*EXERCISE DIRECTIONS:* Please copy the entries below word for word, leaving out any image.

[Web page and app entries]
Segment Open

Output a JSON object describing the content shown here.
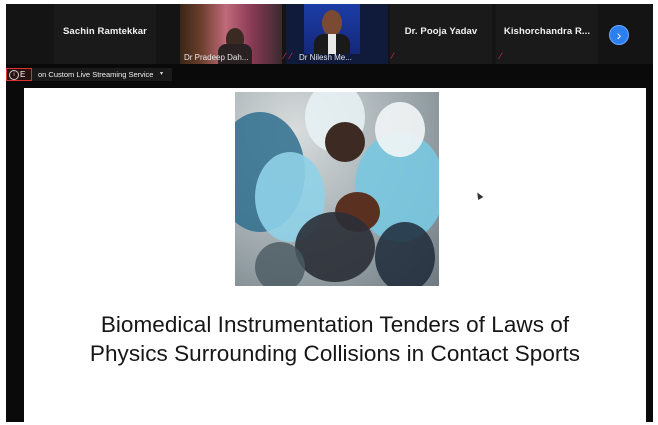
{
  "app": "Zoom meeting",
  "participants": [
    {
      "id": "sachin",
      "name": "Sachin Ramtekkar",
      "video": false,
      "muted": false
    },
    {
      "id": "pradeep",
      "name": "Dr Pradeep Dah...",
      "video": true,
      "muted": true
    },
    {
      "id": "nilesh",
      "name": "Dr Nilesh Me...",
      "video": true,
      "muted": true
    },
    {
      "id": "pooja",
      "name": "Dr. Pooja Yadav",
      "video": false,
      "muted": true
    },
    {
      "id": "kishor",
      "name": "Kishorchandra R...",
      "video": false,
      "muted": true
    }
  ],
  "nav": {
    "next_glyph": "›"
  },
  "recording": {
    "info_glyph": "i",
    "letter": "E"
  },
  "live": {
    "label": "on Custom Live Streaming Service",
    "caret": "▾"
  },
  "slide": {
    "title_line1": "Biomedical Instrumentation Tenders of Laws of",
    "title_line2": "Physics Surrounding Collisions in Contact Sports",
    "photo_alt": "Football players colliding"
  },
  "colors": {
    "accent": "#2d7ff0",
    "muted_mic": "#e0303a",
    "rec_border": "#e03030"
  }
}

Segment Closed

*THE ANSWER:*
Output a JSON object describing the content shown here.
{
  "app": "Zoom meeting",
  "participants": [
    {
      "id": "sachin",
      "name": "Sachin Ramtekkar",
      "video": false,
      "muted": false
    },
    {
      "id": "pradeep",
      "name": "Dr Pradeep Dah...",
      "video": true,
      "muted": true
    },
    {
      "id": "nilesh",
      "name": "Dr Nilesh Me...",
      "video": true,
      "muted": true
    },
    {
      "id": "pooja",
      "name": "Dr. Pooja Yadav",
      "video": false,
      "muted": true
    },
    {
      "id": "kishor",
      "name": "Kishorchandra R...",
      "video": false,
      "muted": true
    }
  ],
  "nav": {
    "next_glyph": "›"
  },
  "recording": {
    "info_glyph": "i",
    "letter": "E"
  },
  "live": {
    "label": "on Custom Live Streaming Service",
    "caret": "▾"
  },
  "slide": {
    "title_line1": "Biomedical Instrumentation Tenders of Laws of",
    "title_line2": "Physics Surrounding Collisions in Contact Sports",
    "photo_alt": "Football players colliding"
  },
  "colors": {
    "accent": "#2d7ff0",
    "muted_mic": "#e0303a",
    "rec_border": "#e03030"
  }
}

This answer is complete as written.